Like Lincoln’s, Mr. Obama’s voice — in person and on the page — is an elastic one, by turns colloquial and eloquent, humorous and pensive, and accommodating both common-sense arguments and melancholy meditations (Niagara Falls made Lincoln think of the transience of all life; a drawing in an Egyptian pyramid makes Mr. Obama think how time eventually turns all human endeavors to dust).
The two presidents, both trained lawyers with poetic sensibilities, forged their identities and their careers in what Mr. Kaplan calls “the crucible of language.” When Mr. Obama was growing up, he remembers, “the very strangeness” of his heritage and the worlds he straddled could make him feel like “a platypus or some imaginary beast,” unsure of where he belonged. But the process of writing, he says, helped him to “integrate all these pieces of myself into something relatively whole” and eventually gave him “a pretty good sense” of who he was — a self-awareness that projected an air of calmness and composure, and would enable him to emerge from the pressure cooker of the White House very much the same nuanced, self-critical writer he was when he wrote “Dreams From My Father” in his early 30s.
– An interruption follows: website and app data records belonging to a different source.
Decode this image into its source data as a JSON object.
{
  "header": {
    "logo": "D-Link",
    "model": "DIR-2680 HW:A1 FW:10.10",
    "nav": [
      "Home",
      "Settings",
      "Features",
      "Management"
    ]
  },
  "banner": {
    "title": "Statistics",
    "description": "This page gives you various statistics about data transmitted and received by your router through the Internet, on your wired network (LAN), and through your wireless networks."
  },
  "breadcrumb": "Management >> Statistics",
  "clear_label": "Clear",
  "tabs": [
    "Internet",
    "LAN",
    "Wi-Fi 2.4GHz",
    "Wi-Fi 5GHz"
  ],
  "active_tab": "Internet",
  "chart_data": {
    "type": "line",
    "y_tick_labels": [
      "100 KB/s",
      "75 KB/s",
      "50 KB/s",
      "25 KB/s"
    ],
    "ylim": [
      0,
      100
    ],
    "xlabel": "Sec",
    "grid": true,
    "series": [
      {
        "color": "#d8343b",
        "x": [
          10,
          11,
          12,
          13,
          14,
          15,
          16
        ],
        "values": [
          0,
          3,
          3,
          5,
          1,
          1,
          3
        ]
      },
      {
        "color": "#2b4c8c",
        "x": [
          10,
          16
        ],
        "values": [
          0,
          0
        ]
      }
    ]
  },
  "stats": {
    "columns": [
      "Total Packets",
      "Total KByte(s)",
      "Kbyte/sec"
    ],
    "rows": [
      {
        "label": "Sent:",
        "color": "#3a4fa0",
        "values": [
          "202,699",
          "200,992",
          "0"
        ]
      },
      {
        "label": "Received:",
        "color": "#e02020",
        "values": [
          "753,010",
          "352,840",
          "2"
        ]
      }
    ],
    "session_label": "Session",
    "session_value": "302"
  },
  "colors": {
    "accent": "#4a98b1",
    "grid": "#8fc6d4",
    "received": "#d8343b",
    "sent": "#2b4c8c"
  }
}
Although Mr. Obama says he didn’t have time as president to keep a regular journal, he would jot down accounts of important moments as they transpired. Like the time at a climate summit in Copenhagen, when he and Secretary of State Hillary Clinton crashed a meeting of the leaders of China, Brazil, India and South Africa because they were “avoiding me and a deal we were trying to broker that would, ultimately, many years later, lead to the Paris Accords.” After the meeting, he wrote down what had been said and what the scene felt like — he knew it was a good story.
‘You just have to get started. You just put something down. Because nothing is more terrifying than the blank page.’
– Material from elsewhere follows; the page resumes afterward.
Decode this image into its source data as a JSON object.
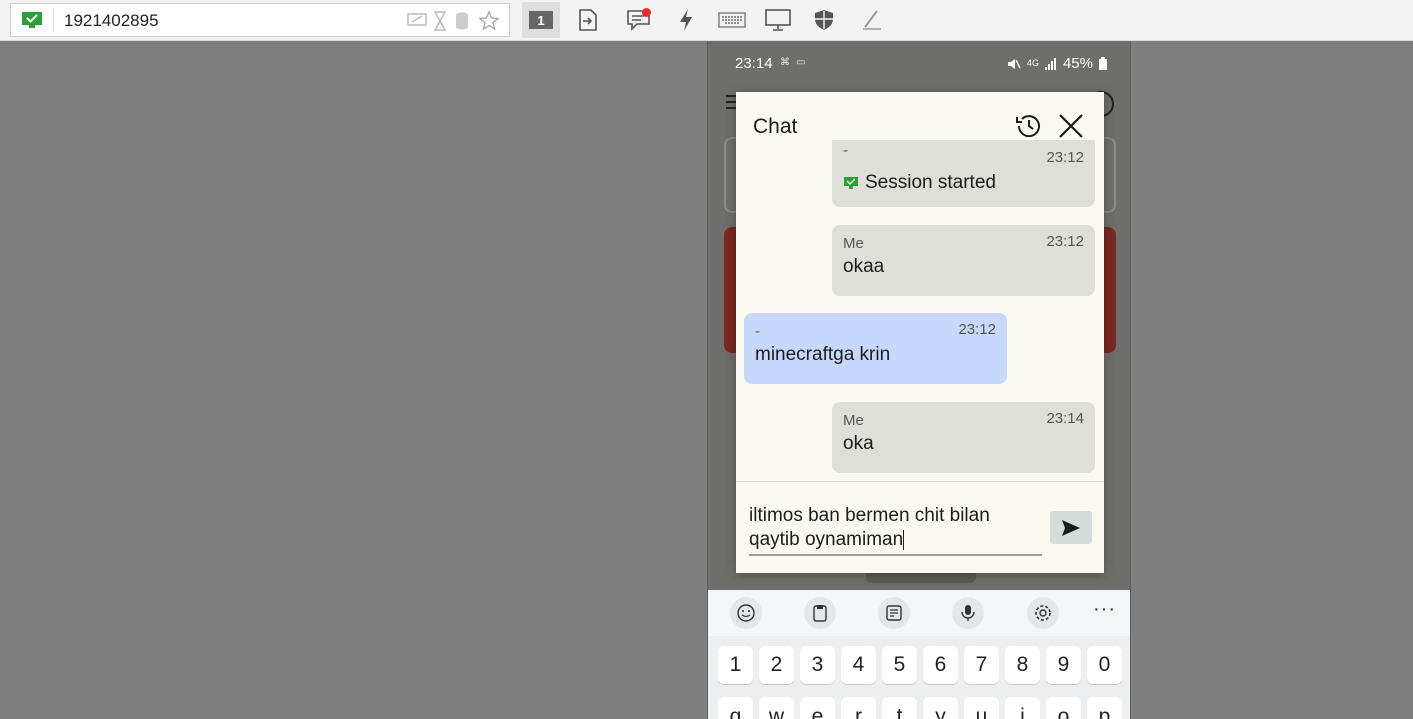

Whereas 20 years ago, Mr. Obama says, he would have needed an army of researchers to help him with a presidential memoir, the internet meant he could simply “tap in ‘Obama’ and then the date or the issue, and pull up every contemporaneous article — or my own speeches, or my own schedule, or my own appearances — in an instant.” The actual writing remained a painful process, requiring him to really “work at it” and “grind it out.”
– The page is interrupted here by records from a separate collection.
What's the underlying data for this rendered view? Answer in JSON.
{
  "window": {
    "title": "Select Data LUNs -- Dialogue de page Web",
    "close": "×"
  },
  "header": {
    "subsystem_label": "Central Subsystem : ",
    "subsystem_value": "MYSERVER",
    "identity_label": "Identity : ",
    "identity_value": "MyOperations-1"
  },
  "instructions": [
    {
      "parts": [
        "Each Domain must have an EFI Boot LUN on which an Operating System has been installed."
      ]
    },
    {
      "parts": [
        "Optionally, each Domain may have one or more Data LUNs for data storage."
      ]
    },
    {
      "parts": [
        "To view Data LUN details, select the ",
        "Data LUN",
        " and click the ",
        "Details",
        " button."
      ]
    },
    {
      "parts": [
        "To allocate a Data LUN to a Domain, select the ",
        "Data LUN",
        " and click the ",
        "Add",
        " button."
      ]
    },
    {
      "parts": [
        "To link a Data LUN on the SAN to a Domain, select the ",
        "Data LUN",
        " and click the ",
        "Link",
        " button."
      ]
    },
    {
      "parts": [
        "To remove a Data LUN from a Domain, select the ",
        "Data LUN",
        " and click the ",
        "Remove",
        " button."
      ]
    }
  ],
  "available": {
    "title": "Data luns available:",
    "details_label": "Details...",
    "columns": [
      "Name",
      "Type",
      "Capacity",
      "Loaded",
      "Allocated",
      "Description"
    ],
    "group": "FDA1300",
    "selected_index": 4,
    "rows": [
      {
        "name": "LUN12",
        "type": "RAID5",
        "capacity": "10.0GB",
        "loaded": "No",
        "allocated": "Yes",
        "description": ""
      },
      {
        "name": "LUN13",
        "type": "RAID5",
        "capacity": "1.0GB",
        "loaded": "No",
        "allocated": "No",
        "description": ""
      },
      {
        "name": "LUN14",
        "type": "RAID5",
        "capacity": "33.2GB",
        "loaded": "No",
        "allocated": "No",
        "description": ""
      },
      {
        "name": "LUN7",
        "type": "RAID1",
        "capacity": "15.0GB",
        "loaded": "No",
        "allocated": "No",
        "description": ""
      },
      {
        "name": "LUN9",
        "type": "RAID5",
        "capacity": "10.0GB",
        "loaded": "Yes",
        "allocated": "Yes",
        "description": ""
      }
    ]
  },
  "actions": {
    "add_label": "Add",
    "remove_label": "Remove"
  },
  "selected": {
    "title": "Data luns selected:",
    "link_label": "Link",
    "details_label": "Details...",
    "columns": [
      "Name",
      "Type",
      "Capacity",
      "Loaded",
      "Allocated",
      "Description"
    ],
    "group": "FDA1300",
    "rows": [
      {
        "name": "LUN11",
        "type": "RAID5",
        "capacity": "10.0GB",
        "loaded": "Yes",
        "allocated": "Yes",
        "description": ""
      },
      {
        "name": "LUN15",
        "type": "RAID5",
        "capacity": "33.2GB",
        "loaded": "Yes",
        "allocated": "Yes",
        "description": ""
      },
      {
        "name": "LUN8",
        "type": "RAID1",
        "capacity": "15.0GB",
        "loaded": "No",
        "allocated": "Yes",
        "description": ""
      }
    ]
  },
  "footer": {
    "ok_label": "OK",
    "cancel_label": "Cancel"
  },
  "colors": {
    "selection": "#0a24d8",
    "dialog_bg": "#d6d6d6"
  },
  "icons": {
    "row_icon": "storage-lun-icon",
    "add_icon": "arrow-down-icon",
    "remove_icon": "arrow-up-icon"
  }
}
“This is a really important piece of business that I’ve tried to transmit to my girls and anybody who asks me about writing,” he says. “You just have to get started. You just put something down. Because nothing is more terrifying than the blank page.”
Mr. Obama wrote “A Promised Land” — the first of two volumes about his presidency — much the same way he’s worked on speeches and earlier books. Because he thinks the computer can lend “half-baked thoughts the mask of tidiness,” he writes his first drafts longhand on yellow legal pads; the act of typing it into the computer essentially becomes a first edit. He says he is “very particular” about his pens, always using black Uni-ball Vision Elite rollerball pens with a micro-point, and adds that he tends to do his best writing between 10 p.m. and 2 a.m.: “I find that the world narrows, and that is good for my imagination. It’s almost as if there is a darkness all around and there’s a metaphorical beam of light down on the desk, onto the page.”